• [What the task requires] Each line below needs to be repeated precisely as it is.

• [Data]
== Segment start ==
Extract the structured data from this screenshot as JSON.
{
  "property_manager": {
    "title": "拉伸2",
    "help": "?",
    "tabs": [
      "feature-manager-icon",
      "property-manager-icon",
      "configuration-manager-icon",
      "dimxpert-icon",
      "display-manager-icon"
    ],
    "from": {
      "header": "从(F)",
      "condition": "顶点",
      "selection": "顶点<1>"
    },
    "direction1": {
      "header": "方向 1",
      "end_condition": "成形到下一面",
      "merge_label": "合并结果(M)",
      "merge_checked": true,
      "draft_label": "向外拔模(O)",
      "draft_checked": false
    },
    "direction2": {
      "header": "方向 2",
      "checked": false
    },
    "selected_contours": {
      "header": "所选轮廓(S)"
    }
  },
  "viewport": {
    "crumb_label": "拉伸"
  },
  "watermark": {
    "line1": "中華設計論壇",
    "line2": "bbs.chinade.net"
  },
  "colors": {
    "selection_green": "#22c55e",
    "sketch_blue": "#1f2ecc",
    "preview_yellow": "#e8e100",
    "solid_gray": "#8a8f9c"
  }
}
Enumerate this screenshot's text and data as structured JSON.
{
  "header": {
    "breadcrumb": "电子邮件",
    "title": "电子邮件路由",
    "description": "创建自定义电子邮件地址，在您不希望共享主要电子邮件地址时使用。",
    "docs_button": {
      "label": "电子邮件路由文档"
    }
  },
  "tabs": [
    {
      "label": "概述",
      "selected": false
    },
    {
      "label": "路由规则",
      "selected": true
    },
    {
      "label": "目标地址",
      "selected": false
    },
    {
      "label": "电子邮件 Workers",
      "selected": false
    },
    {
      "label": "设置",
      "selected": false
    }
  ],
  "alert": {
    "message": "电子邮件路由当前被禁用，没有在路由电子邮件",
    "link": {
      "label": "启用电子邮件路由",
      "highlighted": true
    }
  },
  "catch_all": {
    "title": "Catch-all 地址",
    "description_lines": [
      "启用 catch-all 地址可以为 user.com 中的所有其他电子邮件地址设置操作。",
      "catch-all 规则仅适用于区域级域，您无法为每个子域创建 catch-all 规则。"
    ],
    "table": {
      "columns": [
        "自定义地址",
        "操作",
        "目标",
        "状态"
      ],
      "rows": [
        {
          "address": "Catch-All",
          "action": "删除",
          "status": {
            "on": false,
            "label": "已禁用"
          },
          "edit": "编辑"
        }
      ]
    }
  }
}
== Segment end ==
• [Answer box]
Extract the structured data from this screenshot as JSON.
{
  "property_manager": {
    "title": "拉伸2",
    "help": "?",
    "tabs": [
      "feature-manager-icon",
      "property-manager-icon",
      "configuration-manager-icon",
      "dimxpert-icon",
      "display-manager-icon"
    ],
    "from": {
      "header": "从(F)",
      "condition": "顶点",
      "selection": "顶点<1>"
    },
    "direction1": {
      "header": "方向 1",
      "end_condition": "成形到下一面",
      "merge_label": "合并结果(M)",
      "merge_checked": true,
      "draft_label": "向外拔模(O)",
      "draft_checked": false
    },
    "direction2": {
      "header": "方向 2",
      "checked": false
    },
    "selected_contours": {
      "header": "所选轮廓(S)"
    }
  },
  "viewport": {
    "crumb_label": "拉伸"
  },
  "watermark": {
    "line1": "中華設計論壇",
    "line2": "bbs.chinade.net"
  },
  "colors": {
    "selection_green": "#22c55e",
    "sketch_blue": "#1f2ecc",
    "preview_yellow": "#e8e100",
    "solid_gray": "#8a8f9c"
  }
}
Enumerate this screenshot's text and data as structured JSON.
{
  "header": {
    "breadcrumb": "电子邮件",
    "title": "电子邮件路由",
    "description": "创建自定义电子邮件地址，在您不希望共享主要电子邮件地址时使用。",
    "docs_button": {
      "label": "电子邮件路由文档"
    }
  },
  "tabs": [
    {
      "label": "概述",
      "selected": false
    },
    {
      "label": "路由规则",
      "selected": true
    },
    {
      "label": "目标地址",
      "selected": false
    },
    {
      "label": "电子邮件 Workers",
      "selected": false
    },
    {
      "label": "设置",
      "selected": false
    }
  ],
  "alert": {
    "message": "电子邮件路由当前被禁用，没有在路由电子邮件",
    "link": {
      "label": "启用电子邮件路由",
      "highlighted": true
    }
  },
  "catch_all": {
    "title": "Catch-all 地址",
    "description_lines": [
      "启用 catch-all 地址可以为 user.com 中的所有其他电子邮件地址设置操作。",
      "catch-all 规则仅适用于区域级域，您无法为每个子域创建 catch-all 规则。"
    ],
    "table": {
      "columns": [
        "自定义地址",
        "操作",
        "目标",
        "状态"
      ],
      "rows": [
        {
          "address": "Catch-All",
          "action": "删除",
          "status": {
            "on": false,
            "label": "已禁用"
          },
          "edit": "编辑"
        }
      ]
    }
  }
}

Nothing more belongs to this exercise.